DESCRIPTION OF THE TASK – Copy the lines below that contain "user".

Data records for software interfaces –

※

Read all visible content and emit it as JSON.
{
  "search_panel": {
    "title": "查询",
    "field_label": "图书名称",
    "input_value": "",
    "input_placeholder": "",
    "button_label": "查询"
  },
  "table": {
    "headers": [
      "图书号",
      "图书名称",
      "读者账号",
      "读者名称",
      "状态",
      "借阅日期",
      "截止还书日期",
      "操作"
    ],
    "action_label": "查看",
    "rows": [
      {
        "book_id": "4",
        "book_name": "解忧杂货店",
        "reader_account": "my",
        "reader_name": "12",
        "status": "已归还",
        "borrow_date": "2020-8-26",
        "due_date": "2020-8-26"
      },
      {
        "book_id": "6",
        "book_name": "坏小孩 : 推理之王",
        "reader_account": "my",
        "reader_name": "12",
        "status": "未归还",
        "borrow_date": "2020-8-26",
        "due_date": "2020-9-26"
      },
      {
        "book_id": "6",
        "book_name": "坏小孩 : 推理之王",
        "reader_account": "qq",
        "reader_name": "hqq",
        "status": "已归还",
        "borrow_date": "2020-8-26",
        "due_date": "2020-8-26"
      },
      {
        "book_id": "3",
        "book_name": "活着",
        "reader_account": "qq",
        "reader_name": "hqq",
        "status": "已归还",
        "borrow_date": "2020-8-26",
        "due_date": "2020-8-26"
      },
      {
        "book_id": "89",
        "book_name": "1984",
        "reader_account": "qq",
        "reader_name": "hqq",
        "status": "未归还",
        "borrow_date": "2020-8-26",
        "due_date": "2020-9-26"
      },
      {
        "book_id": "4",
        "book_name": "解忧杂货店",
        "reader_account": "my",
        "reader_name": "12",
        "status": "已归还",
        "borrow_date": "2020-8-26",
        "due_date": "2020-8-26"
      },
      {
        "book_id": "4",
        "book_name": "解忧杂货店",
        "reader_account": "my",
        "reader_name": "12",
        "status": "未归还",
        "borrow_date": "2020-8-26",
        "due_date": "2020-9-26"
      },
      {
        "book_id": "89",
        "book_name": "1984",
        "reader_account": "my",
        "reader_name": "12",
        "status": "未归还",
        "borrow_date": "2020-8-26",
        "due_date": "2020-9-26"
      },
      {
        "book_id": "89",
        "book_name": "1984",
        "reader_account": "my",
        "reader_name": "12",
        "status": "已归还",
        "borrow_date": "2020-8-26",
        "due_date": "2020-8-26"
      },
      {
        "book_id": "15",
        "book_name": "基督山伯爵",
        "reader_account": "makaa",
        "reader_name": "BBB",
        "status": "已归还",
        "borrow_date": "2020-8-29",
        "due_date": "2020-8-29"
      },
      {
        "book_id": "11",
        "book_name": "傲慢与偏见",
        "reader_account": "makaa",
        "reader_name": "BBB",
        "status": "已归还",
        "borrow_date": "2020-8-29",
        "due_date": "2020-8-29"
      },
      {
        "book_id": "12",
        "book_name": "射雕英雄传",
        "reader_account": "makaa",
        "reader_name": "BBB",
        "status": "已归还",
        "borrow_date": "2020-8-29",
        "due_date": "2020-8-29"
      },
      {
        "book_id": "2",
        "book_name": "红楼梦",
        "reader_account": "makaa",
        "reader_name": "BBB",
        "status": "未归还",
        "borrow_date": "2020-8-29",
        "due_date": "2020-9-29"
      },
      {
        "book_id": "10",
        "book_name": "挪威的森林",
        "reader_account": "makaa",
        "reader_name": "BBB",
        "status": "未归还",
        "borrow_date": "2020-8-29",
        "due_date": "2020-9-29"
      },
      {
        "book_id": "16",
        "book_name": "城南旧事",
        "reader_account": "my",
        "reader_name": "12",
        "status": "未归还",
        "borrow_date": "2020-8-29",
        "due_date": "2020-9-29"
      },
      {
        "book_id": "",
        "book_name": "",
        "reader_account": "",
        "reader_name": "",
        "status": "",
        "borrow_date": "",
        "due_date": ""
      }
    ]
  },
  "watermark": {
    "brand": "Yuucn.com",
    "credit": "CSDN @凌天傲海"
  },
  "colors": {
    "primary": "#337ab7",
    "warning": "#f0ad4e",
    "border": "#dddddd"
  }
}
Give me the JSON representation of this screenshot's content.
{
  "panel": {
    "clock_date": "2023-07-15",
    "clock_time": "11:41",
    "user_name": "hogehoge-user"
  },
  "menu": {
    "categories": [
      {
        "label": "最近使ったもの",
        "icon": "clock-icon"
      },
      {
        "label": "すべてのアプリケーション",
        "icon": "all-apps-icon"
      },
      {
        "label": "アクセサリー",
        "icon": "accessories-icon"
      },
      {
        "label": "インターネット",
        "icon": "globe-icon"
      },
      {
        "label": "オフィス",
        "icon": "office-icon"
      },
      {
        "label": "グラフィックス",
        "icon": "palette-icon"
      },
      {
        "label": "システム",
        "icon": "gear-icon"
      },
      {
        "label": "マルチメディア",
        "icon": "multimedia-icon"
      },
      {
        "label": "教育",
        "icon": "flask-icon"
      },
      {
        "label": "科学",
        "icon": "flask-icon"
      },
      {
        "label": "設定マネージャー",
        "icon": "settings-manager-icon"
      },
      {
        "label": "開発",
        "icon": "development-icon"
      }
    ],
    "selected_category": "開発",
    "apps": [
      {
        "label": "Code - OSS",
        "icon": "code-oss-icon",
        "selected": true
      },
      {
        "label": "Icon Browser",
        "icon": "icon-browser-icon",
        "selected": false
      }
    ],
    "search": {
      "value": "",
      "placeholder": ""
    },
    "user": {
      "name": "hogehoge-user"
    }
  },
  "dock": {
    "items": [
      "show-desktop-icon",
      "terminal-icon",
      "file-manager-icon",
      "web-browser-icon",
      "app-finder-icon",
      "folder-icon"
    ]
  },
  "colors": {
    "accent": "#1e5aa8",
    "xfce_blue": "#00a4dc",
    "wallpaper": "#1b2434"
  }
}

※

RESPONSE AREA –
    "user_name": "hogehoge-user"
    "user": {
      "name": "hogehoge-user"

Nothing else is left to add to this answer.